(Input records Opens)

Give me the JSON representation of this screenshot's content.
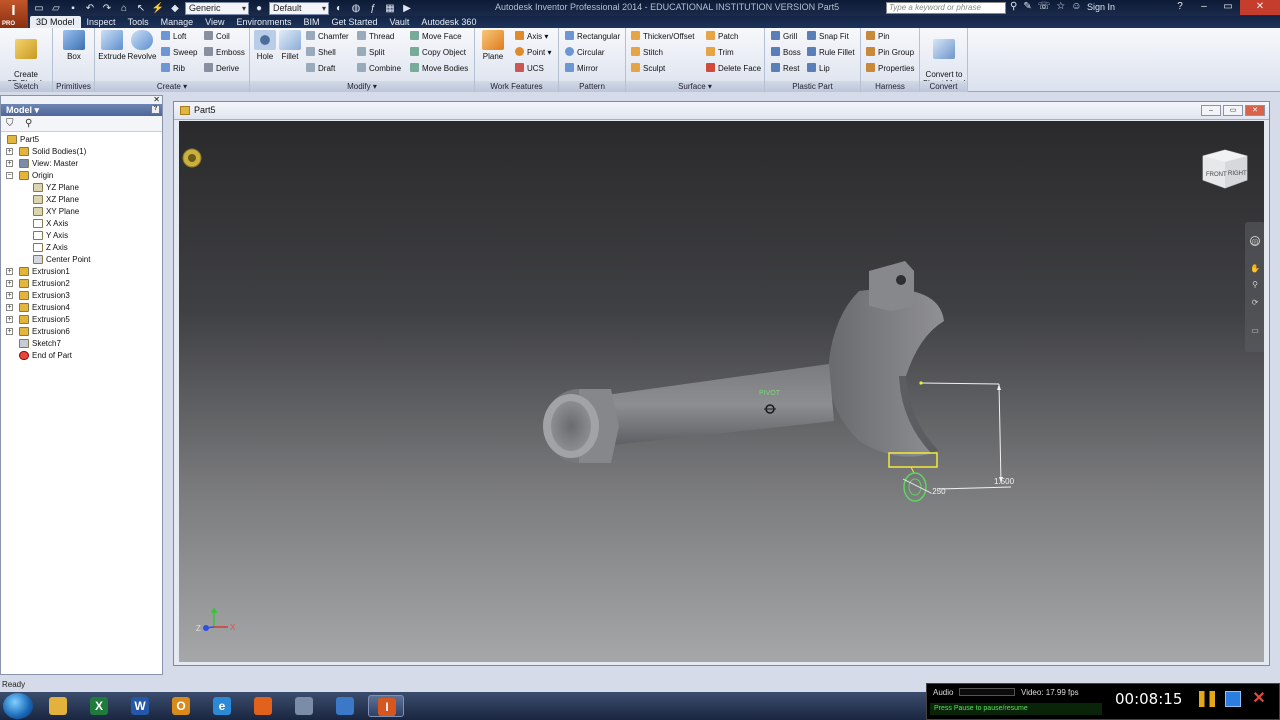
{
  "titlebar": {
    "app_logo": "I",
    "app_logo_sub": "PRO",
    "material_combo": "Generic",
    "appearance_combo": "Default",
    "window_title": "Autodesk Inventor Professional 2014 - EDUCATIONAL INSTITUTION VERSION    Part5",
    "search_placeholder": "Type a keyword or phrase",
    "sign_in": "Sign In"
  },
  "tabs": [
    {
      "label": "3D Model"
    },
    {
      "label": "Inspect"
    },
    {
      "label": "Tools"
    },
    {
      "label": "Manage"
    },
    {
      "label": "View"
    },
    {
      "label": "Environments"
    },
    {
      "label": "BIM"
    },
    {
      "label": "Get Started"
    },
    {
      "label": "Vault"
    },
    {
      "label": "Autodesk 360"
    }
  ],
  "ribbon": {
    "sketch": {
      "title": "Sketch",
      "create_2d_sketch": "Create\n2D Sketch"
    },
    "primitives": {
      "title": "Primitives",
      "box": "Box"
    },
    "create": {
      "title": "Create",
      "extrude": "Extrude",
      "revolve": "Revolve",
      "loft": "Loft",
      "sweep": "Sweep",
      "rib": "Rib",
      "coil": "Coil",
      "emboss": "Emboss",
      "derive": "Derive"
    },
    "modify": {
      "title": "Modify",
      "hole": "Hole",
      "fillet": "Fillet",
      "chamfer": "Chamfer",
      "shell": "Shell",
      "draft": "Draft",
      "thread": "Thread",
      "split": "Split",
      "combine": "Combine",
      "move_face": "Move Face",
      "copy_object": "Copy Object",
      "move_bodies": "Move Bodies"
    },
    "work_features": {
      "title": "Work Features",
      "plane": "Plane",
      "axis": "Axis",
      "point": "Point",
      "ucs": "UCS"
    },
    "pattern": {
      "title": "Pattern",
      "rectangular": "Rectangular",
      "circular": "Circular",
      "mirror": "Mirror"
    },
    "surface": {
      "title": "Surface",
      "thicken_offset": "Thicken/Offset",
      "stitch": "Stitch",
      "sculpt": "Sculpt",
      "patch": "Patch",
      "trim": "Trim",
      "delete_face": "Delete Face"
    },
    "plastic_part": {
      "title": "Plastic Part",
      "grill": "Grill",
      "boss": "Boss",
      "rest": "Rest",
      "snap_fit": "Snap Fit",
      "rule_fillet": "Rule Fillet",
      "lip": "Lip"
    },
    "harness": {
      "title": "Harness",
      "pin": "Pin",
      "pin_group": "Pin Group",
      "properties": "Properties"
    },
    "convert": {
      "title": "Convert",
      "convert_to_sheet_metal": "Convert to\nSheet Metal"
    }
  },
  "model_browser": {
    "header": "Model ▾",
    "items": [
      {
        "label": "Part5"
      },
      {
        "label": "Solid Bodies(1)"
      },
      {
        "label": "View: Master"
      },
      {
        "label": "Origin"
      },
      {
        "label": "YZ Plane"
      },
      {
        "label": "XZ Plane"
      },
      {
        "label": "XY Plane"
      },
      {
        "label": "X Axis"
      },
      {
        "label": "Y Axis"
      },
      {
        "label": "Z Axis"
      },
      {
        "label": "Center Point"
      },
      {
        "label": "Extrusion1"
      },
      {
        "label": "Extrusion2"
      },
      {
        "label": "Extrusion3"
      },
      {
        "label": "Extrusion4"
      },
      {
        "label": "Extrusion5"
      },
      {
        "label": "Extrusion6"
      },
      {
        "label": "Sketch7"
      },
      {
        "label": "End of Part"
      }
    ]
  },
  "graphics_window": {
    "title": "Part5",
    "viewcube_front": "FRONT",
    "viewcube_right": "RIGHT",
    "pivot_label": "PIVOT",
    "dim_1": "1.500",
    "dim_2": ".250",
    "axis_z": "Z",
    "axis_x": "X"
  },
  "status": {
    "text": "Ready"
  },
  "recorder": {
    "audio_label": "Audio",
    "video_label": "Video: 17.99 fps",
    "hint": "Press Pause to pause/resume",
    "clock": "00:08:15"
  },
  "taskbar": {
    "items": [
      {
        "icon": "explorer-icon",
        "color": "#e3b23c"
      },
      {
        "icon": "excel-icon",
        "color": "#1f7a3c",
        "glyph": "X"
      },
      {
        "icon": "word-icon",
        "color": "#2457a8",
        "glyph": "W"
      },
      {
        "icon": "outlook-icon",
        "color": "#d88a1a",
        "glyph": "O"
      },
      {
        "icon": "ie-icon",
        "color": "#2a8ad6",
        "glyph": "e"
      },
      {
        "icon": "firefox-icon",
        "color": "#e2621d"
      },
      {
        "icon": "files-icon",
        "color": "#7b8ca8"
      },
      {
        "icon": "media-icon",
        "color": "#3b78c8"
      },
      {
        "icon": "inventor-icon",
        "color": "#d5571f",
        "glyph": "I"
      }
    ]
  },
  "colors": {
    "accent": "#4d6698",
    "sketch_highlight": "#f2e93a",
    "selection_green": "#5fd45f"
  }
}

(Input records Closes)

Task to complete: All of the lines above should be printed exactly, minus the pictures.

Result of this task:
Give me the JSON representation of this screenshot's content.
{
  "titlebar": {
    "app_logo": "I",
    "app_logo_sub": "PRO",
    "material_combo": "Generic",
    "appearance_combo": "Default",
    "window_title": "Autodesk Inventor Professional 2014 - EDUCATIONAL INSTITUTION VERSION    Part5",
    "search_placeholder": "Type a keyword or phrase",
    "sign_in": "Sign In"
  },
  "tabs": [
    {
      "label": "3D Model"
    },
    {
      "label": "Inspect"
    },
    {
      "label": "Tools"
    },
    {
      "label": "Manage"
    },
    {
      "label": "View"
    },
    {
      "label": "Environments"
    },
    {
      "label": "BIM"
    },
    {
      "label": "Get Started"
    },
    {
      "label": "Vault"
    },
    {
      "label": "Autodesk 360"
    }
  ],
  "ribbon": {
    "sketch": {
      "title": "Sketch",
      "create_2d_sketch": "Create\n2D Sketch"
    },
    "primitives": {
      "title": "Primitives",
      "box": "Box"
    },
    "create": {
      "title": "Create",
      "extrude": "Extrude",
      "revolve": "Revolve",
      "loft": "Loft",
      "sweep": "Sweep",
      "rib": "Rib",
      "coil": "Coil",
      "emboss": "Emboss",
      "derive": "Derive"
    },
    "modify": {
      "title": "Modify",
      "hole": "Hole",
      "fillet": "Fillet",
      "chamfer": "Chamfer",
      "shell": "Shell",
      "draft": "Draft",
      "thread": "Thread",
      "split": "Split",
      "combine": "Combine",
      "move_face": "Move Face",
      "copy_object": "Copy Object",
      "move_bodies": "Move Bodies"
    },
    "work_features": {
      "title": "Work Features",
      "plane": "Plane",
      "axis": "Axis",
      "point": "Point",
      "ucs": "UCS"
    },
    "pattern": {
      "title": "Pattern",
      "rectangular": "Rectangular",
      "circular": "Circular",
      "mirror": "Mirror"
    },
    "surface": {
      "title": "Surface",
      "thicken_offset": "Thicken/Offset",
      "stitch": "Stitch",
      "sculpt": "Sculpt",
      "patch": "Patch",
      "trim": "Trim",
      "delete_face": "Delete Face"
    },
    "plastic_part": {
      "title": "Plastic Part",
      "grill": "Grill",
      "boss": "Boss",
      "rest": "Rest",
      "snap_fit": "Snap Fit",
      "rule_fillet": "Rule Fillet",
      "lip": "Lip"
    },
    "harness": {
      "title": "Harness",
      "pin": "Pin",
      "pin_group": "Pin Group",
      "properties": "Properties"
    },
    "convert": {
      "title": "Convert",
      "convert_to_sheet_metal": "Convert to\nSheet Metal"
    }
  },
  "model_browser": {
    "header": "Model ▾",
    "items": [
      {
        "label": "Part5"
      },
      {
        "label": "Solid Bodies(1)"
      },
      {
        "label": "View: Master"
      },
      {
        "label": "Origin"
      },
      {
        "label": "YZ Plane"
      },
      {
        "label": "XZ Plane"
      },
      {
        "label": "XY Plane"
      },
      {
        "label": "X Axis"
      },
      {
        "label": "Y Axis"
      },
      {
        "label": "Z Axis"
      },
      {
        "label": "Center Point"
      },
      {
        "label": "Extrusion1"
      },
      {
        "label": "Extrusion2"
      },
      {
        "label": "Extrusion3"
      },
      {
        "label": "Extrusion4"
      },
      {
        "label": "Extrusion5"
      },
      {
        "label": "Extrusion6"
      },
      {
        "label": "Sketch7"
      },
      {
        "label": "End of Part"
      }
    ]
  },
  "graphics_window": {
    "title": "Part5",
    "viewcube_front": "FRONT",
    "viewcube_right": "RIGHT",
    "pivot_label": "PIVOT",
    "dim_1": "1.500",
    "dim_2": ".250",
    "axis_z": "Z",
    "axis_x": "X"
  },
  "status": {
    "text": "Ready"
  },
  "recorder": {
    "audio_label": "Audio",
    "video_label": "Video: 17.99 fps",
    "hint": "Press Pause to pause/resume",
    "clock": "00:08:15"
  },
  "taskbar": {
    "items": [
      {
        "icon": "explorer-icon",
        "color": "#e3b23c"
      },
      {
        "icon": "excel-icon",
        "color": "#1f7a3c",
        "glyph": "X"
      },
      {
        "icon": "word-icon",
        "color": "#2457a8",
        "glyph": "W"
      },
      {
        "icon": "outlook-icon",
        "color": "#d88a1a",
        "glyph": "O"
      },
      {
        "icon": "ie-icon",
        "color": "#2a8ad6",
        "glyph": "e"
      },
      {
        "icon": "firefox-icon",
        "color": "#e2621d"
      },
      {
        "icon": "files-icon",
        "color": "#7b8ca8"
      },
      {
        "icon": "media-icon",
        "color": "#3b78c8"
      },
      {
        "icon": "inventor-icon",
        "color": "#d5571f",
        "glyph": "I"
      }
    ]
  },
  "colors": {
    "accent": "#4d6698",
    "sketch_highlight": "#f2e93a",
    "selection_green": "#5fd45f"
  }
}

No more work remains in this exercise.